Kauai, the oldest of the Hawaiian Islands, is known as the Garden Island and as soon as you arrive, it’s easy to see why.
The island is one of the wettest places on earth, averaging 440 inches of rainfall annually. It has a very diverse landscape, with everything from caves to waterfalls and steep canyons to river valleys. This diverse landscape is host to micro-ecosystems where you can find 145 endangered species of plants and a dozen endangered exotic birds, some of which can only be found on Kauai.
We were only in Hawaii for a week, celebrating my aunt’s 70th birthday, and being ambitious, we decided to visit two islands, meaning we really had to decide what we wanted to see in each place and make the most of our days.

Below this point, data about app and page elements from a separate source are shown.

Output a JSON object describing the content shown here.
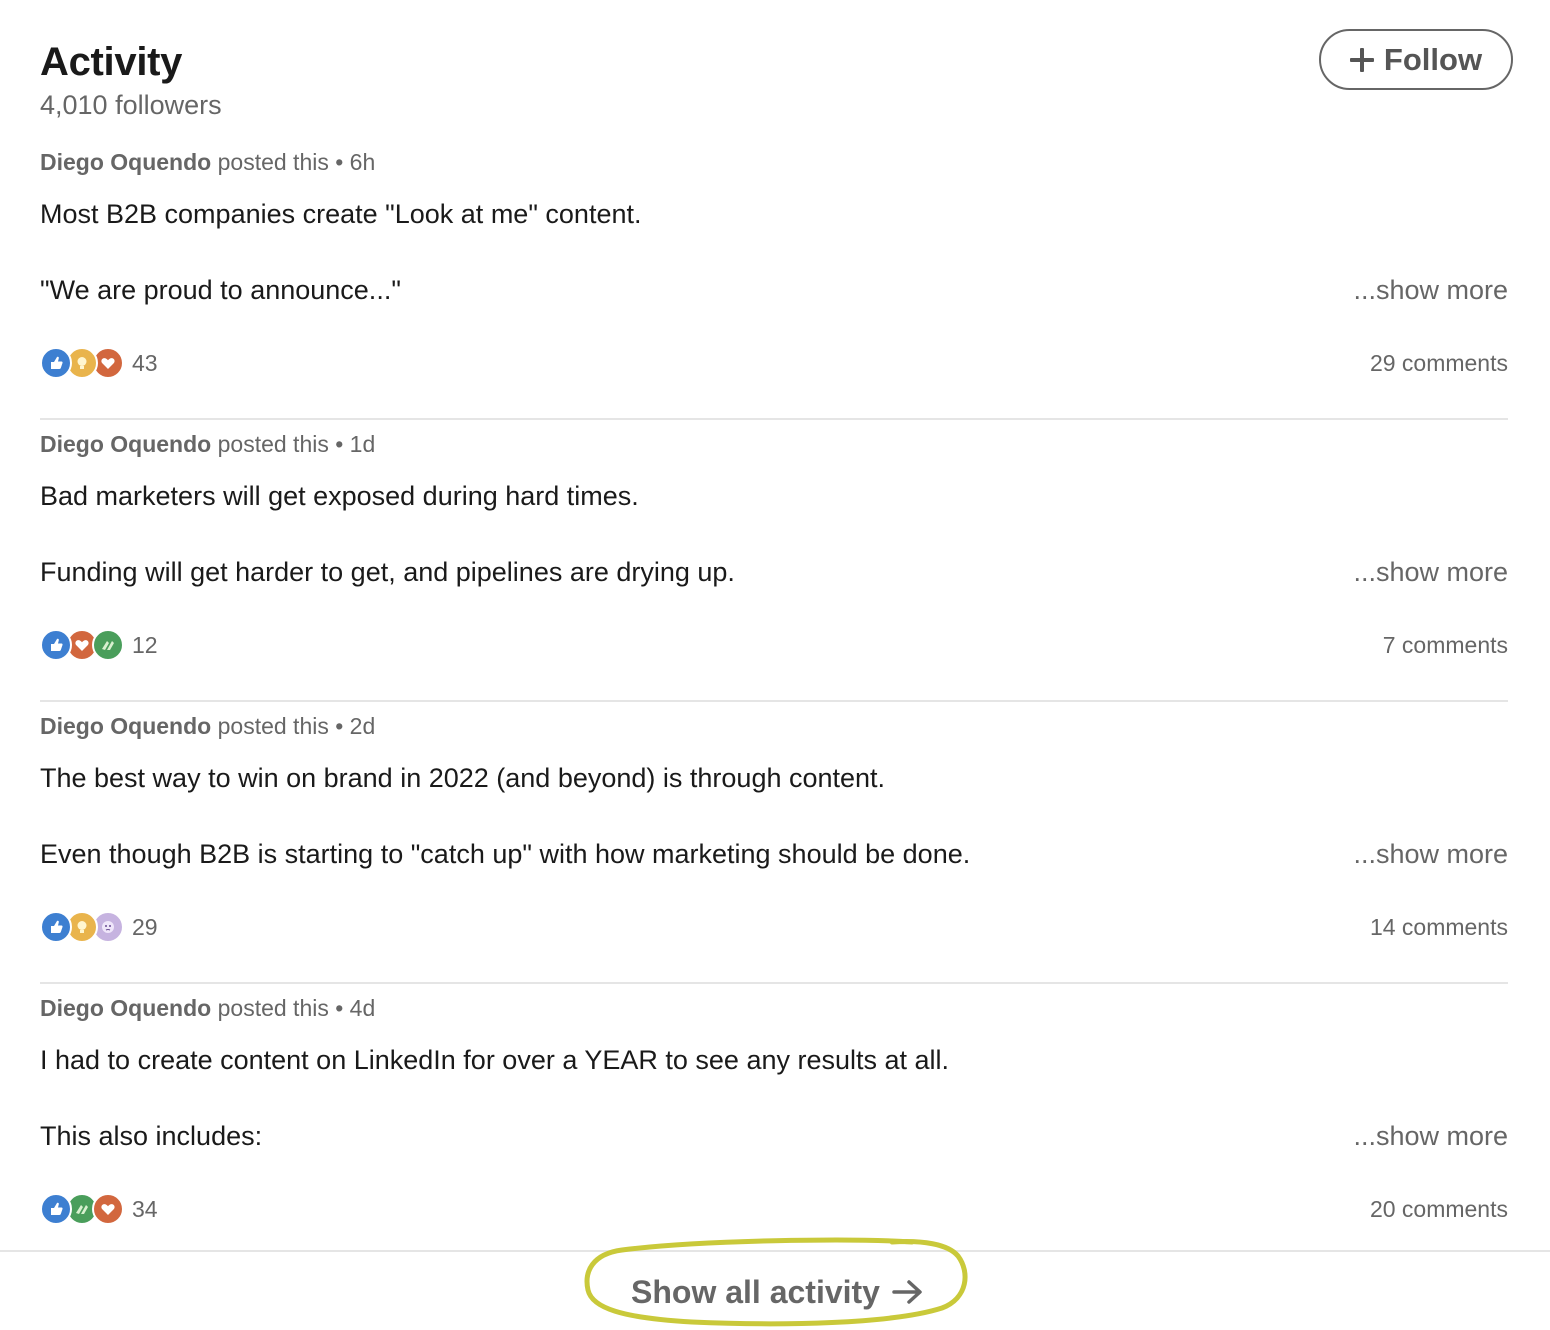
{
  "header": {
    "title": "Activity",
    "followers": "4,010 followers",
    "follow_label": "Follow"
  },
  "posts": [
    {
      "author": "Diego Oquendo",
      "action": " posted this • 6h",
      "line1": "Most B2B companies create \"Look at me\" content.",
      "line2": "\"We are proud to announce...\"",
      "show_more": "...show more",
      "reaction_icons": [
        "like",
        "insight",
        "love"
      ],
      "reaction_count": "43",
      "comments": "29 comments"
    },
    {
      "author": "Diego Oquendo",
      "action": " posted this • 1d",
      "line1": "Bad marketers will get exposed during hard times.",
      "line2": "Funding will get harder to get, and pipelines are drying up.",
      "show_more": "...show more",
      "reaction_icons": [
        "like",
        "love",
        "support"
      ],
      "reaction_count": "12",
      "comments": "7 comments"
    },
    {
      "author": "Diego Oquendo",
      "action": " posted this • 2d",
      "line1": "The best way to win on brand in 2022 (and beyond) is through content.",
      "line2": "Even though B2B is starting to \"catch up\" with how marketing should be done.",
      "show_more": "...show more",
      "reaction_icons": [
        "like",
        "insight",
        "curious"
      ],
      "reaction_count": "29",
      "comments": "14 comments"
    },
    {
      "author": "Diego Oquendo",
      "action": " posted this • 4d",
      "line1": "I had to create content on LinkedIn for over a YEAR to see any results at all.",
      "line2": "This also includes:",
      "show_more": "...show more",
      "reaction_icons": [
        "like",
        "support",
        "love"
      ],
      "reaction_count": "34",
      "comments": "20 comments"
    }
  ],
  "footer": {
    "show_all_label": "Show all activity"
  },
  "colors": {
    "like": "#3d7fd1",
    "insight": "#e9b44c",
    "love": "#d2673e",
    "support": "#4a9e5b",
    "curious": "#c6b3e0",
    "highlight": "#c9c93a"
  }
}
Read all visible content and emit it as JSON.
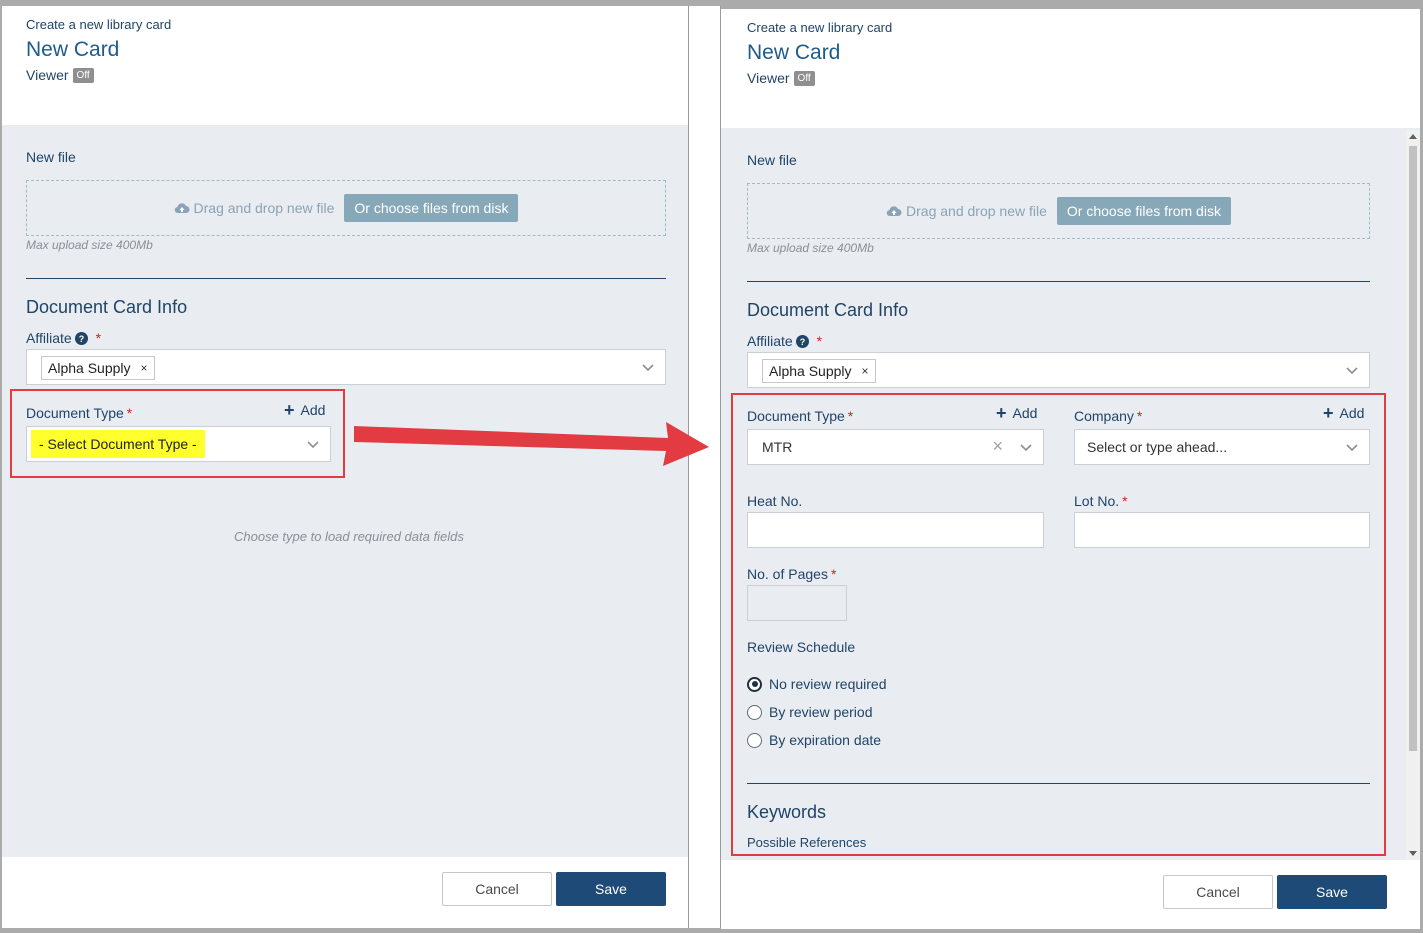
{
  "left": {
    "header": {
      "subtitle": "Create a new library card",
      "title": "New Card",
      "viewer_label": "Viewer",
      "viewer_state": "Off"
    },
    "upload": {
      "label": "New file",
      "drag_text": "Drag and drop new file",
      "choose_btn": "Or choose files from disk",
      "max_size": "Max upload size 400Mb"
    },
    "section_title": "Document Card Info",
    "affiliate": {
      "label": "Affiliate",
      "required": "*",
      "chip": "Alpha Supply",
      "chip_remove": "×"
    },
    "doc_type": {
      "label": "Document Type",
      "required": "*",
      "add": "Add",
      "placeholder": "- Select Document Type -"
    },
    "hint": "Choose type to load required data fields",
    "footer": {
      "cancel": "Cancel",
      "save": "Save"
    }
  },
  "right": {
    "header": {
      "subtitle": "Create a new library card",
      "title": "New Card",
      "viewer_label": "Viewer",
      "viewer_state": "Off"
    },
    "upload": {
      "label": "New file",
      "drag_text": "Drag and drop new file",
      "choose_btn": "Or choose files from disk",
      "max_size": "Max upload size 400Mb"
    },
    "section_title": "Document Card Info",
    "affiliate": {
      "label": "Affiliate",
      "required": "*",
      "chip": "Alpha Supply",
      "chip_remove": "×"
    },
    "doc_type": {
      "label": "Document Type",
      "required": "*",
      "add": "Add",
      "value": "MTR",
      "clear": "×"
    },
    "company": {
      "label": "Company",
      "required": "*",
      "add": "Add",
      "placeholder": "Select or type ahead..."
    },
    "heat_no": {
      "label": "Heat No."
    },
    "lot_no": {
      "label": "Lot No.",
      "required": "*"
    },
    "pages": {
      "label": "No. of Pages",
      "required": "*"
    },
    "review": {
      "label": "Review Schedule",
      "options": [
        "No review required",
        "By review period",
        "By expiration date"
      ],
      "selected": "No review required"
    },
    "keywords_title": "Keywords",
    "possible_refs": "Possible References",
    "footer": {
      "cancel": "Cancel",
      "save": "Save"
    }
  },
  "colors": {
    "accent": "#1d4a76",
    "annotation": "#e23b42",
    "highlight": "#ffff2e"
  }
}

We rented a 3-bedroom condo on the beach in Kauai-Kailani, and walking along it, coffee in hand, watching the waves crash in was a perfect way to start each day.
At the top of our list of things to do here was attend a luau. We chose Smith’s Tropical Paradise Garden Luau, a family-run luau and tropical garden that has been around for over 60 years.
This is the same luau my grandma attended 30 years ago, making it an extra special stop for her daughters and granddaughters! We enjoyed a boat ride to the Fern Grotto and then wandered around the lush tropical gardens before enjoying a traditional Hawaiian feast followed by the evening show.
(More about that here)
The easiest way to explore Kauai is by renting a car and driving around. It was easy to navigate our way around the island, making stops along the way and enjoying the beautiful landscape..
Located on the Northernmost point of the island is Kilauea Point National Park Wildlife Refuge– home to a variety of nesting seabirds and also a migration stop for humpback whales in the winter.
You can get a great view down to the Daniel K. Inouye Kilauea Point Lighthouse and surrounding cove from the lookout above or you can head down below and walk around the grounds ($10 entrance fee for those 16+).
Hanalei Bay is a two-mile-long crescent-shaped bay in the cool town of Hanalei. The vibe here was great and I’d definitely love to come spend more time here. The beach and surrounding area were paradise—so beautiful it was hard to leave! The beach felt like it went on for miles, filled with people enjoying a beautiful day swimming and surfing with Hanalei’s misty green mountains located at the end.
The historic Hanalei Pier was built in 1892 and is a favourite spot among locals. The pier became world famous when it was featured in the classic Rodgers & Hammerstein film, South Pacific.
As we drove along, we stopped to check out waterfalls. Wailau was up first. Located just north of Lihuʻe at the south end of the Wailau River, it’s easily seen from the side of the road. Here, the water shoots right out of the rock.
Next up was Ōpaekaʻa Falls. You could only see it from a distance, but this 151-foot-tall waterfall cascades down into a hidden pool below.
“Ōpaekaʻa” means “rolling shrimp,” which were once abundant in the stream. The site has picnic tables and restrooms and across the street is the Wailau Heritage Trail lookout, and what a stunning view it was, with the river curving around a huge green hill in the middle.
Like other stops along the way, this one had a number of chickens. There are SOOO many chickens and roosters strutting around this island like they own the place. While on our tour at the Fern Grotto, we learned it was because during the last hurricane here, they all escaped their cages and have been running wild and multiplying ever since!
Kauai is known for its coffee and as a coffee lover, we had to make a stop at the Kauai Coffee Company.
We did a self-guided tour around the grounds, learning all about how the coffee beans are grown and then did a free sampling of some of their coffee varieties. The white chocolate macadamia nut was my favourite!
On Kauai’s South shore near the town of Poʻipu, we stopped at one of the island’s most photographed sites- the Spouting Horn blowhole.
Here, the water channels into a lava tube and releases a huge spout of water that can reach 50 feet in the air- an impressive sight!
I ended our time on Kauai by finally getting the ahi tuna poke bowl I’d been craving before heading to catch our flight.
I could have happily spent a month exploring this lush island, but with only 3 nights, we packed in what we could and I made a promise that I’d be back to see the rest, especially to take a helicopter ride over the Napali Coast and explore Waimea Canyon.